Three waters

Over the next two years, responsibility for drinking water regulation will be transferred from the Ministry of Health to Taumate Arowai, the new drinking water regulator. The powers and responsibilities of this regulator are still in development. How this regulator is stood up, and to what degree its mandate reflects operational realities on the ground will have implications for local government, primarily territorial authorities.

This project seeks to:

  • Engage in central government’s policy development process as the three waters regulation passes through Parliament to ensure its regulatory powers and responsibilities are appropriate, imposes the least cost on communities in achieving the aim of providing safe drinking water, and maintains appropriate boundaries between public and private water networks. It seeks to co-develop an implementation strategy and plan to ensure the regulator, councils, and private water network operators have access to the skills they need to meet their statutory obligations.


Through the Regional sector, LGNZ has invested considerable resources into the Government’s Essential Freshwater Programme, a reform initiative that has sought to halt and reverse the decline of freshwater quality in New Zealand. The sector strongly supports this aim, but has practical concerns about the Government’s one-size-fits-all approach, which seeks to impose national standards across a number of freshwater attributes.

This project seeks to:

  • Inform and advocate for the adoption of a phased implementation of the proposed freshwater standards to better reflect the New Zealand’s capacity and capability constraints, affordability issues, and the limitations of the current planning system. Where LGNZ feels the evidence and analysis that supports the Essential Freshwater Package is underdone, this project will seek to update and inform policymakers.

Resource Management

Central government has embarked on an ambitious project to reform the Resource Management Act 1991 (RMA). LGNZ supports reform of New Zealand’s planning system. Along with the Local Government Act 2002 and the Land Transport Management Act 2003, the RMA is one of the core pieces of legislation that informs how the local government sector operates.

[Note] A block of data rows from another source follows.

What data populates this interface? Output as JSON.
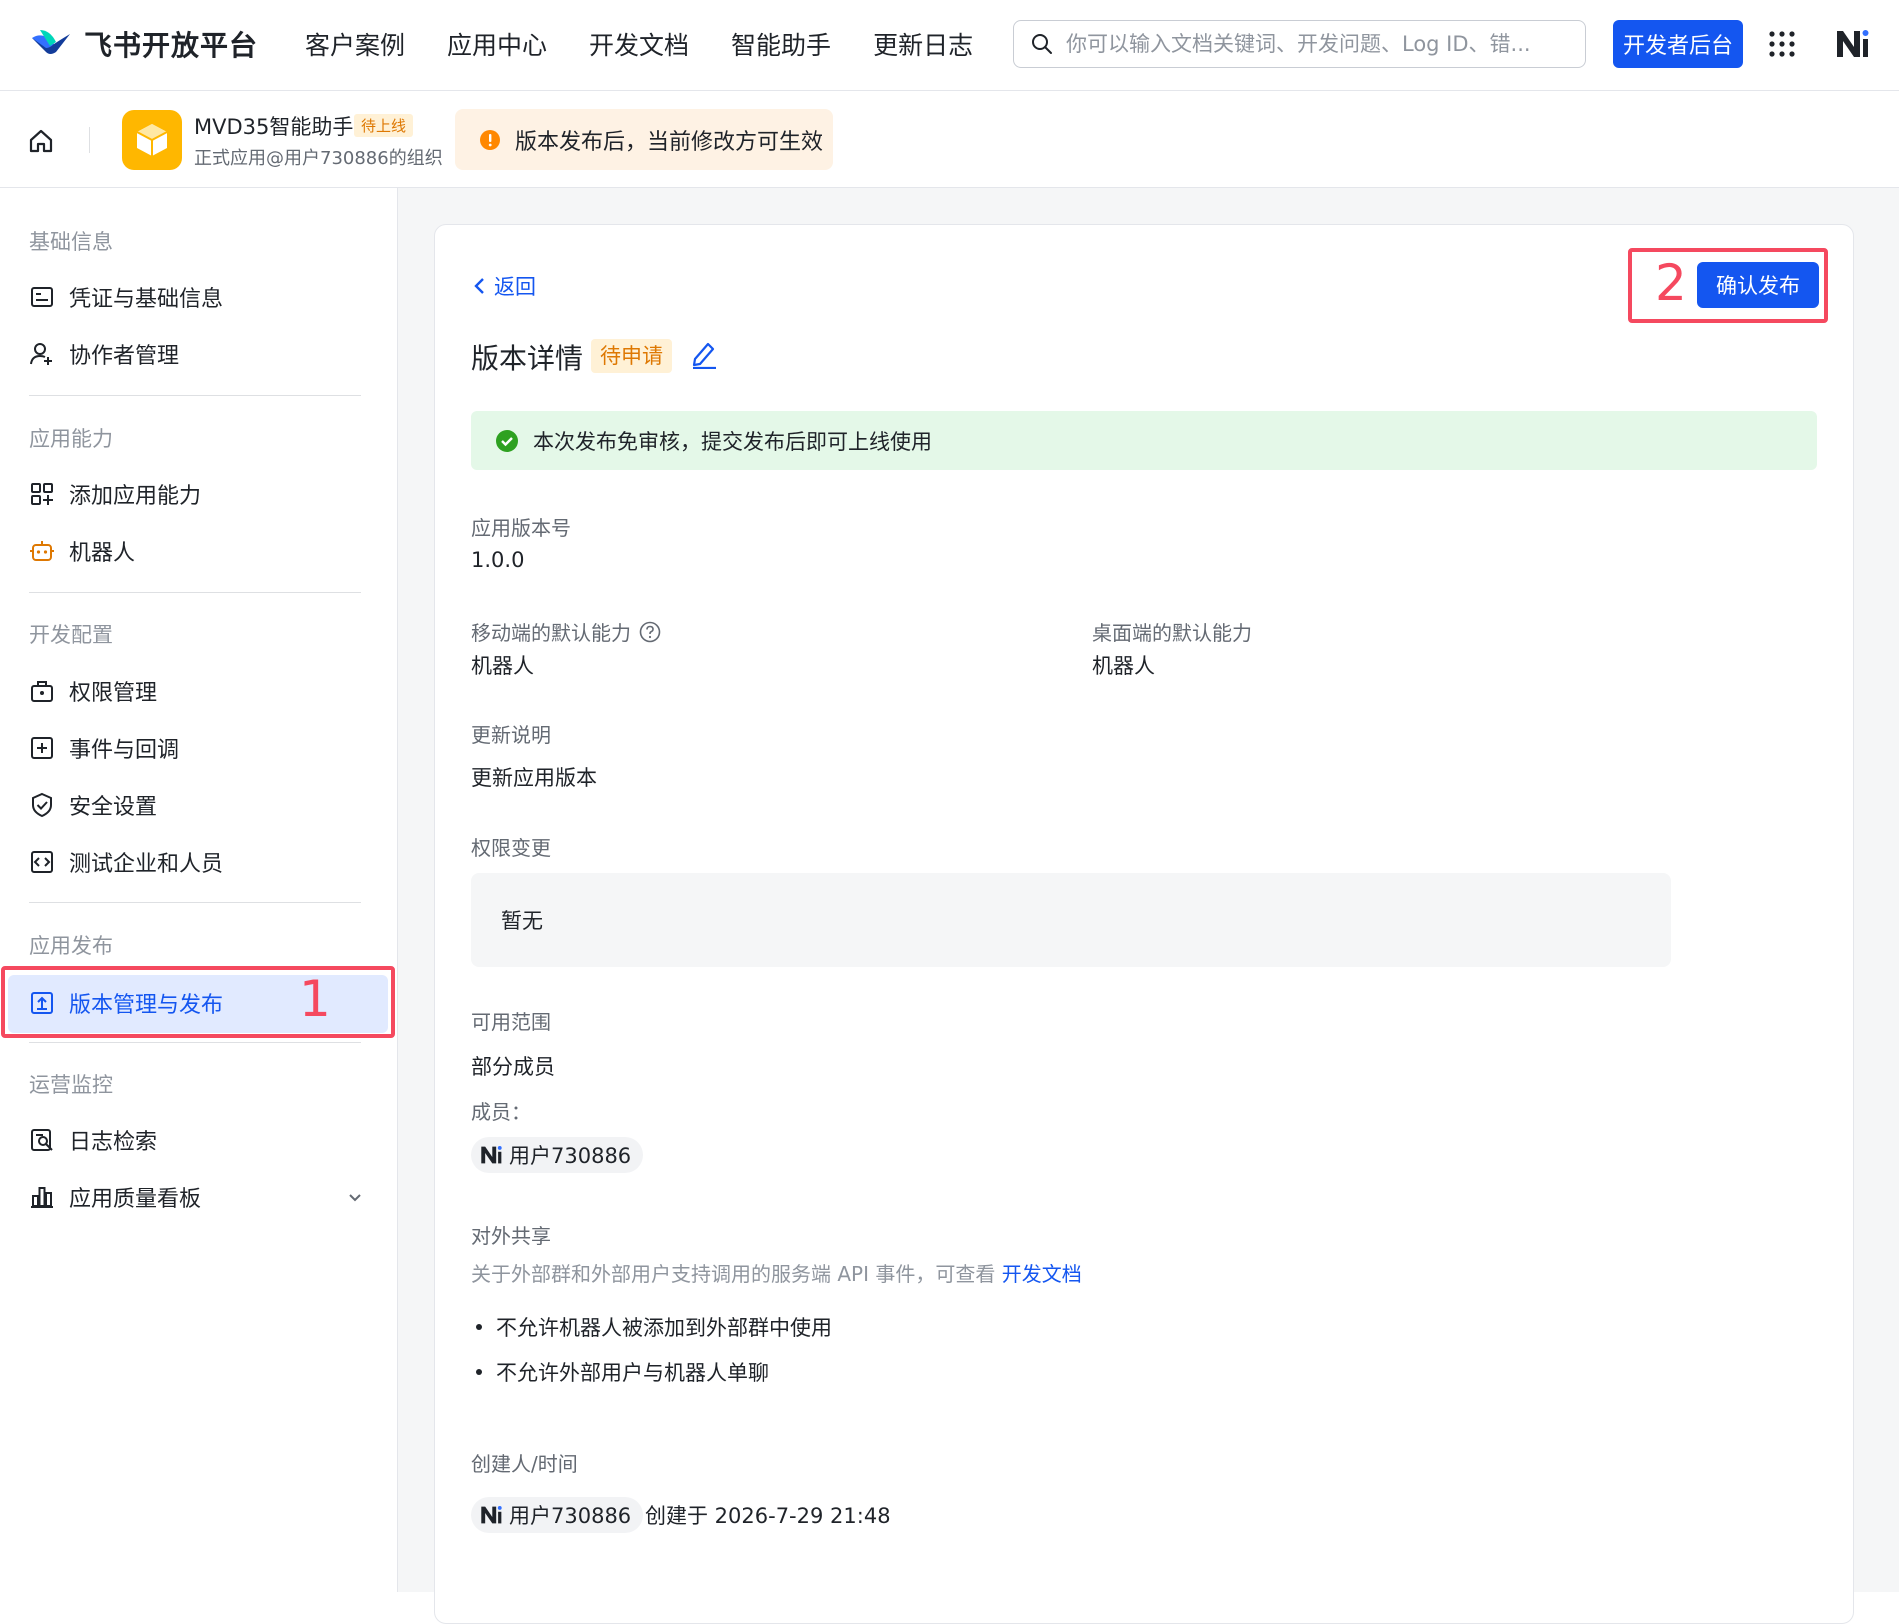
{
  "header": {
    "logo_text": "飞书开放平台",
    "nav": [
      "客户案例",
      "应用中心",
      "开发文档",
      "智能助手",
      "更新日志"
    ],
    "search_placeholder": "你可以输入文档关键词、开发问题、Log ID、错...",
    "dev_console_label": "开发者后台"
  },
  "app_bar": {
    "app_name": "MVD35智能助手",
    "app_tag": "待上线",
    "app_org": "正式应用@用户730886的组织",
    "notice": "版本发布后，当前修改方可生效"
  },
  "sidebar": {
    "sections": [
      {
        "title": "基础信息",
        "items": [
          "凭证与基础信息",
          "协作者管理"
        ]
      },
      {
        "title": "应用能力",
        "items": [
          "添加应用能力",
          "机器人"
        ]
      },
      {
        "title": "开发配置",
        "items": [
          "权限管理",
          "事件与回调",
          "安全设置",
          "测试企业和人员"
        ]
      },
      {
        "title": "应用发布",
        "items": [
          "版本管理与发布"
        ]
      },
      {
        "title": "运营监控",
        "items": [
          "日志检索",
          "应用质量看板"
        ]
      }
    ],
    "active_item": "版本管理与发布"
  },
  "annotations": {
    "one": "1",
    "two": "2"
  },
  "main": {
    "back_label": "返回",
    "title": "版本详情",
    "status": "待申请",
    "confirm_label": "确认发布",
    "banner": "本次发布免审核，提交发布后即可上线使用",
    "version_label": "应用版本号",
    "version_value": "1.0.0",
    "mobile_label": "移动端的默认能力",
    "mobile_value": "机器人",
    "desktop_label": "桌面端的默认能力",
    "desktop_value": "机器人",
    "notes_label": "更新说明",
    "notes_value": "更新应用版本",
    "perm_label": "权限变更",
    "perm_value": "暂无",
    "scope_label": "可用范围",
    "scope_value": "部分成员",
    "members_label": "成员：",
    "member_name": "用户730886",
    "share_label": "对外共享",
    "share_desc": "关于外部群和外部用户支持调用的服务端 API 事件，可查看",
    "share_link": "开发文档",
    "share_items": [
      "不允许机器人被添加到外部群中使用",
      "不允许外部用户与机器人单聊"
    ],
    "creator_label": "创建人/时间",
    "creator_name": "用户730886",
    "created_at": "创建于 2026-7-29 21:48"
  },
  "colors": {
    "accent": "#1456f0",
    "warning": "#de7802",
    "success": "#2ea121",
    "annotation": "#f5495f"
  }
}
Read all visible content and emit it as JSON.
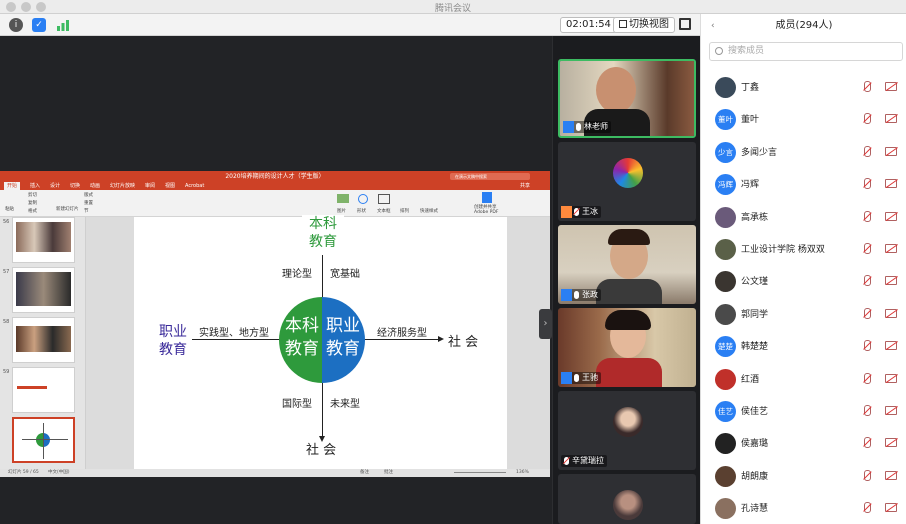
{
  "window": {
    "title": "腾讯会议"
  },
  "toolbar": {
    "timer": "02:01:54",
    "switch_view": "切换视图"
  },
  "colors": {
    "accent_green": "#3dbb62",
    "ppt_red": "#cd4126",
    "blue": "#2a7ff3",
    "mute_red": "#e53935"
  },
  "ppt": {
    "title": "2020培养期间的设计人才（学生版）",
    "search_placeholder": "在演示文稿中搜索",
    "tabs": [
      "开始",
      "插入",
      "设计",
      "切换",
      "动画",
      "幻灯片放映",
      "审阅",
      "视图",
      "Acrobat"
    ],
    "share": "共享",
    "ribbon": [
      "粘贴",
      "剪切",
      "复制",
      "格式",
      "新建幻灯片",
      "版式",
      "重置",
      "节",
      "图片",
      "形状",
      "文本框",
      "排列",
      "快速样式",
      "创建并共享 Adobe PDF"
    ],
    "slide_numbers": [
      "56",
      "57",
      "58",
      "59"
    ],
    "status_left": "幻灯片 59 / 65",
    "status_lang": "中文(中国)",
    "status_notes": "备注",
    "status_comments": "批注",
    "zoom": "136%",
    "slide": {
      "top": "本科\n教育",
      "left": "职业\n教育",
      "circle_left": "本科\n教育",
      "circle_right": "职业\n教育",
      "label_tl": "理论型",
      "label_tr": "宽基础",
      "label_ml": "实践型、地方型",
      "label_mr": "经济服务型",
      "label_bl": "国际型",
      "label_br": "未来型",
      "right": "社 会",
      "bottom": "社 会"
    }
  },
  "videos": [
    {
      "name": "林老师",
      "active": true
    },
    {
      "name": "王冰",
      "active": false
    },
    {
      "name": "张政",
      "active": false
    },
    {
      "name": "王驰",
      "active": false
    },
    {
      "name": "辛黛瑞拉",
      "active": false
    }
  ],
  "members": {
    "title": "成员(294人)",
    "search_placeholder": "搜索成员",
    "list": [
      {
        "name": "丁鑫",
        "avatar_text": "",
        "color": "#3a4a5a"
      },
      {
        "name": "董叶",
        "avatar_text": "董叶",
        "color": "#2a7ff3"
      },
      {
        "name": "多闻少言",
        "avatar_text": "少言",
        "color": "#2a7ff3"
      },
      {
        "name": "冯辉",
        "avatar_text": "冯辉",
        "color": "#2a7ff3"
      },
      {
        "name": "高承栋",
        "avatar_text": "",
        "color": "#6a5a7a"
      },
      {
        "name": "工业设计学院 杨双双",
        "avatar_text": "",
        "color": "#5a6048"
      },
      {
        "name": "公文瑾",
        "avatar_text": "",
        "color": "#3a3530"
      },
      {
        "name": "郭同学",
        "avatar_text": "",
        "color": "#4a4a4a"
      },
      {
        "name": "韩楚楚",
        "avatar_text": "楚楚",
        "color": "#2a7ff3"
      },
      {
        "name": "红酒",
        "avatar_text": "",
        "color": "#c0302a"
      },
      {
        "name": "侯佳艺",
        "avatar_text": "佳艺",
        "color": "#2a7ff3"
      },
      {
        "name": "侯嘉璐",
        "avatar_text": "",
        "color": "#222"
      },
      {
        "name": "胡朗康",
        "avatar_text": "",
        "color": "#5a4030"
      },
      {
        "name": "孔诗慧",
        "avatar_text": "",
        "color": "#8a7060"
      }
    ]
  }
}
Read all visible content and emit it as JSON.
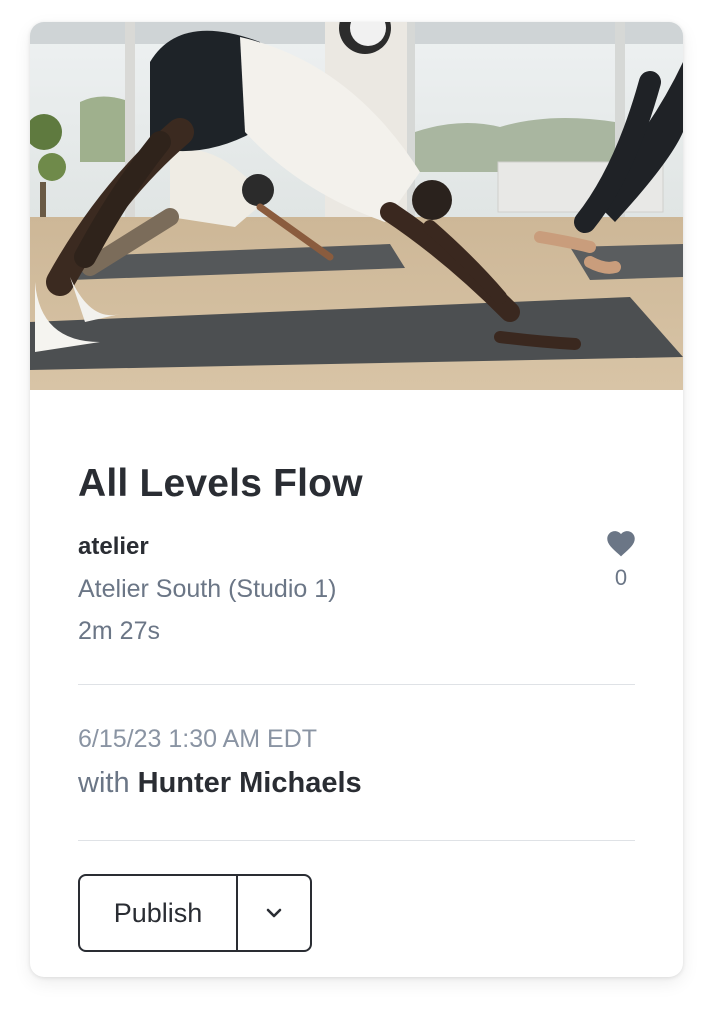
{
  "card": {
    "image": {
      "alt_subject": "group yoga class in downward dog pose"
    },
    "title": "All Levels Flow",
    "brand": "atelier",
    "location": "Atelier South (Studio 1)",
    "duration": "2m 27s",
    "likes": {
      "icon": "heart-icon",
      "count": "0"
    },
    "datetime": "6/15/23 1:30 AM EDT",
    "instructor": {
      "prefix": "with",
      "name": "Hunter Michaels"
    },
    "actions": {
      "publish_label": "Publish",
      "toggle_icon": "chevron-down-icon"
    }
  },
  "colors": {
    "heading": "#2a2d33",
    "muted": "#6b7686",
    "divider": "#dfe2e6"
  }
}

As such LGNZ and its members have a strong interest in ensuring that the reform process is successful.

This project seeks to:

  • Engage in the resource management reform process to ensure that the voice of communities continues to be central in how New Zealand’s resources are used. Furthermore, a key focus will be to ensure that changes to the legislation work for urban, provincial and rural New Zealand remain enabling. LGNZ will seek to make expert groups of local government practitioners available to central government, and commission additional advice and analysis as needed to inform the evidence base used to develop policy recommendations.


Water 2050 project

Water quality is, and will continue to be, one of the defining political issues for governments and councils over the foreseeable future, with political parties taking firm positions on the need to improve quality. Recently the Government has set a national water quality target of 90 per cent swimmability by 2040, which will impact directly on local government and its communities. Improving water quality represents major challenges for both regional and territorial councils, yet New Zealand lacks an overall integrated framework for the future management and allocation of its water resources.

The Government policy and regulatory decisions so far represent a useful start, however, major issues involve the costs and trade-offs involved in increasing water standards and the resulting impact on local communities, families and business, as well as our wastewater and stormwater systems. 

To address this gap LGNZ has undertaken the Water 2050 project to create a comprehensive framework that brings freshwater issues and water infrastructure into a coherent policy that integrates freshwater quality and quantity, standards, rights and allocation, land use, three waters infrastructure, cost and affordability, and funding while recognising that the allocation of iwi rights and interests in freshwater is a live issue for the Crown.